Dedicate time in your event schedule to encourage guests to submit their feedback on different sessions, or the event as a whole. Most guests won’t want to take the time out of their day to complete feedback forms post-event, but if you make it an activity rather than a task, you will drastically increase the response rate.
Incentives are a great way to not only increase response rates but also thank respondents for their time. In exchange for feedback, reward your guests with a gift or the opportunity to win a prize. Consider partnering with one of your event sponsors to offer an incentive that delivers value to everyone involved.
There are plenty of free online tools that make requesting feedback fast and easy. Consider using Survey Monkey, Survey Planet, Google Forms, Survey Gizmo or Typeform to create simple feedback forms for in-depth data analysis.
The longer you wait after your event is complete the smaller the response rate will be. That’s why we suggest requesting for feedback during the event or immediately after. You can load your survey in iPads at the venue, incorporate live polls or send a post-event survey via email. Choose the method that makes the most sense for your event.
It’s good practice to send a thank you email to attendees after every event. When you send this email, it can’t hurt to include a link to a short feedback form to allow guests to share their experience. A reminder of your incentive, such as a gift or the opportunity to win a prize will encourage guests to get their answers in.
Follow the basic survey best practices to capture insightful content. For example, multiple-choice questions are much easier to analyse than open field responses. For questions where you ask attendee to rate something, using 4 variations rather than 5 will give you more conclusive results. It can also be useful to incorporate photos, videos and pictures of speakers to assist attendee’s recall of activities which will help to generate more relevant feedback.
If you’re sending your feedback survey via email immediately after the event (which is what we suggest), it’s likely your attendees will open it while in transit and on mobile. Make sure that the survey you’re sending out is short and mobile-friendly.
Guest feedback is a crucial part of your event planning process. Remember, the more you learn about how attendees perceived your event, the easier it will be to make informed decisions for your next one.
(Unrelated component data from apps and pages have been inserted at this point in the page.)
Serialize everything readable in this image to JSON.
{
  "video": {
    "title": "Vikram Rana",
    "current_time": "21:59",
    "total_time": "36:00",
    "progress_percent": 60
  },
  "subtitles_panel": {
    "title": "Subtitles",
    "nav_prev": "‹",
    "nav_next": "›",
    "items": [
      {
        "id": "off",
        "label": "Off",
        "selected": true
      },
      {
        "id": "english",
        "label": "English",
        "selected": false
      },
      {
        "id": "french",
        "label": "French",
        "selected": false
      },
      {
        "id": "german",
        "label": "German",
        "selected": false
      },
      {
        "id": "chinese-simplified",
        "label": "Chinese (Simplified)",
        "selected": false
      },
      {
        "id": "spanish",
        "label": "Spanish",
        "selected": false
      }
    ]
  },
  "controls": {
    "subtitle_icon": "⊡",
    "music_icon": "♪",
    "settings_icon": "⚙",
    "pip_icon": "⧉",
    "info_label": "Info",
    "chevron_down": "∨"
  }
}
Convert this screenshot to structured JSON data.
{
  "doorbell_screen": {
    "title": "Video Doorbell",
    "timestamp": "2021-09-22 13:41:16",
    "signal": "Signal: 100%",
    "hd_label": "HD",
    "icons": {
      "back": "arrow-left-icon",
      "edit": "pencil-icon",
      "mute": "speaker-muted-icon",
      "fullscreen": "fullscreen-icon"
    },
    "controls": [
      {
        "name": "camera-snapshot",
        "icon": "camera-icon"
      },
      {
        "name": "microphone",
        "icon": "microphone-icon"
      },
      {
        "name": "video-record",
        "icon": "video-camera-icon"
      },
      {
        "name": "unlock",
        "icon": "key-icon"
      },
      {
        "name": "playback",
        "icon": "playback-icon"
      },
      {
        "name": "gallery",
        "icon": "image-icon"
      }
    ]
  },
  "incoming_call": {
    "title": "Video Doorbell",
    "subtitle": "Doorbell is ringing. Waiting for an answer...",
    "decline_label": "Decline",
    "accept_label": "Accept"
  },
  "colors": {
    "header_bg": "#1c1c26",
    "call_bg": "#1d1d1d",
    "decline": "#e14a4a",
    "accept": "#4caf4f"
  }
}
Make it a goal, not an afterthought.
What feedback methods have you used to gather audience feedback? What worked, and what didn’t? Tweet us @doltonehouse!